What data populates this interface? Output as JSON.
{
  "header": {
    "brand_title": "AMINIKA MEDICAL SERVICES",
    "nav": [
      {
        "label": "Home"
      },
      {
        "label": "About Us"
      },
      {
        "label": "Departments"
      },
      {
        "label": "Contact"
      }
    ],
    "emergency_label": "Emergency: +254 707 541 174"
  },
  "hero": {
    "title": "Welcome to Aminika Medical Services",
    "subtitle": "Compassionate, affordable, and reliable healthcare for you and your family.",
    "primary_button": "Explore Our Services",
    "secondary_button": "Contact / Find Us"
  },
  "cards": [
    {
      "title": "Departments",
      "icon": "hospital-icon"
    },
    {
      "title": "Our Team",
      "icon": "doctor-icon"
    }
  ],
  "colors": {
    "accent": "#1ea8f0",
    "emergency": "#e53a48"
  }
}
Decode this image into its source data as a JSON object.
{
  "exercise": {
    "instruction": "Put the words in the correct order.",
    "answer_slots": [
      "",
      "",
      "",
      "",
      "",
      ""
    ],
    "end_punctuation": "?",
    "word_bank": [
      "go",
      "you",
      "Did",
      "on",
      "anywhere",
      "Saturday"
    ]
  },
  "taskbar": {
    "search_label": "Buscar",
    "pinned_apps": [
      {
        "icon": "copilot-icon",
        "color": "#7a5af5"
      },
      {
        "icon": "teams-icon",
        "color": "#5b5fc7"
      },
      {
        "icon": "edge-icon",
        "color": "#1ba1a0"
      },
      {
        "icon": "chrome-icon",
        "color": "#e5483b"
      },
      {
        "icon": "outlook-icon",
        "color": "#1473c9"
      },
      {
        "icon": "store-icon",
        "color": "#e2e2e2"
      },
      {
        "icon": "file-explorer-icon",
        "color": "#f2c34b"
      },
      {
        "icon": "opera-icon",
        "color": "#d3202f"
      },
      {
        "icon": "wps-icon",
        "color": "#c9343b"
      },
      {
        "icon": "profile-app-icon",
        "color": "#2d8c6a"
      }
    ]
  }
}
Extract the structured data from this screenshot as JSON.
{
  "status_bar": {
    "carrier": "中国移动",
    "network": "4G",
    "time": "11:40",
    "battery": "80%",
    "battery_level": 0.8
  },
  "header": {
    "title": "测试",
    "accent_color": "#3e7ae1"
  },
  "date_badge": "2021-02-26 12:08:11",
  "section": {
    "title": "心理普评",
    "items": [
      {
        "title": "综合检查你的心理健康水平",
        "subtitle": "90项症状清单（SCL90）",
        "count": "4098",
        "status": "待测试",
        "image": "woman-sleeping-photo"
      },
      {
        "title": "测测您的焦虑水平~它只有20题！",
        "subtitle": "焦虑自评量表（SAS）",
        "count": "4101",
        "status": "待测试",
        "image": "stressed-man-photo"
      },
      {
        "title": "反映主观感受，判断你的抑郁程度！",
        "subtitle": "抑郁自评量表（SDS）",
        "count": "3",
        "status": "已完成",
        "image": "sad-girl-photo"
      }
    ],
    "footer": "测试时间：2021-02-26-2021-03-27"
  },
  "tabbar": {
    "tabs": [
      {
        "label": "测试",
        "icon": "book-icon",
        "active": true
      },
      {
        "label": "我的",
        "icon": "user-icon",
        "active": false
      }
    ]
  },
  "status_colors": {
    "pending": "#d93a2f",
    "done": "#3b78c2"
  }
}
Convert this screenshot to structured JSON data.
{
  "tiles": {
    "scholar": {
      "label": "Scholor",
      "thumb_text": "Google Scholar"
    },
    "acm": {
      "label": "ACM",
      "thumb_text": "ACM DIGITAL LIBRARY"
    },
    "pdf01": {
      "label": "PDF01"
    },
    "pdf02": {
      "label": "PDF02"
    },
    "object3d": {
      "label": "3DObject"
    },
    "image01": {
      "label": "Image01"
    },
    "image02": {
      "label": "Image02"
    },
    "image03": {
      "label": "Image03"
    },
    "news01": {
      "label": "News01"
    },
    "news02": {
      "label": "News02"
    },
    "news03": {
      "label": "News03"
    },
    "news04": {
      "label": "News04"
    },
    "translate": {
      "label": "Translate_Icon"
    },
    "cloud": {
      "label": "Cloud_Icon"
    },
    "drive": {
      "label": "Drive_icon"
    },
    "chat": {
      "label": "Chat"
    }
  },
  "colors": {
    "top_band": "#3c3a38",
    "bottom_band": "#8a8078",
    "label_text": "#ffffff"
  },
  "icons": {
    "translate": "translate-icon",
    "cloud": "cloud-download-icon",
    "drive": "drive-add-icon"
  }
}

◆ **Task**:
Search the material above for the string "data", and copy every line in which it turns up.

◆ **Answer box**:
What data populates this interface? Output as JSON.
Decode this image into its source data as a JSON object.
Extract the structured data from this screenshot as JSON.
Convert this screenshot to structured JSON data.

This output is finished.